As former Florida Gov. Jeb Bush continues to do nothing to end speculation that he might run for president in 2016, his Florida ally, Sen. Marco Rubio, twists in the wind.
Florida and national insiders have been operating under the assumption that the two Florida Republicans would never run against each other for the nomination in three years.
Rubio, after all, owes his seat in the Senate to Bush’s quiet backing during the initial stages of 2010 GOP primary, which pitted Rubio against then-Gov. Charlie Crist. And when Crist dropped out of the primary to run as an independent, Bush quickly delivered a full-throated endorsement of Rubio.
But could the Bush-Rubio relationship change over the next year and a half?
Bush, 60, is widely regarded as one of his party’s brightest lights — a successful governor who is smart and politically appealing, and who is both the son and the brother of a former president. On the other hand, Rubio, 41, is still only a rising star in his first term in the Senate.
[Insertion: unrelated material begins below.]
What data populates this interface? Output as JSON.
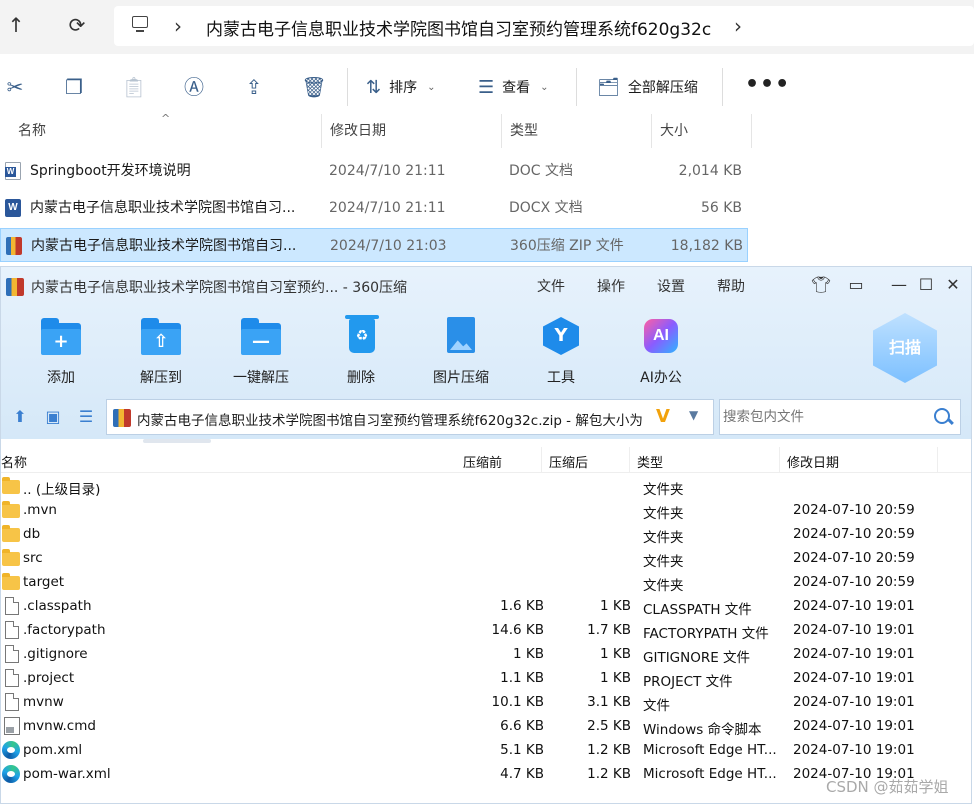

But Bush has a few liabilities that Rubio doesn’t have.
First, the former governor’s last name is Bush. For some Republicans that is an asset, not a liability. But for others — and for some swing voters — the Bush name doesn’t inspire and energize.
Second, Bush has gotten good ink over the past few years by criticizing his party. But if he does run for the GOP nomination, he’ll have to soften that criticism and, at least to some extent, embrace Republican positions because that is where the grass roots is.
For years, Bush was pushing his party to be more pragmatic on immigration. But now Rubio has embraced that role, giving him a stature he did not have.
And third, Bush is part of the generation of Mitt Romney, while Rubio is an entire generation younger. That contrast should benefit Rubio, especially if Republicans are ready to break from the past.
All of this still leaves an important question: If Bush runs, will Rubio simply defer to him? Or might the new “star” end up outshining the old one?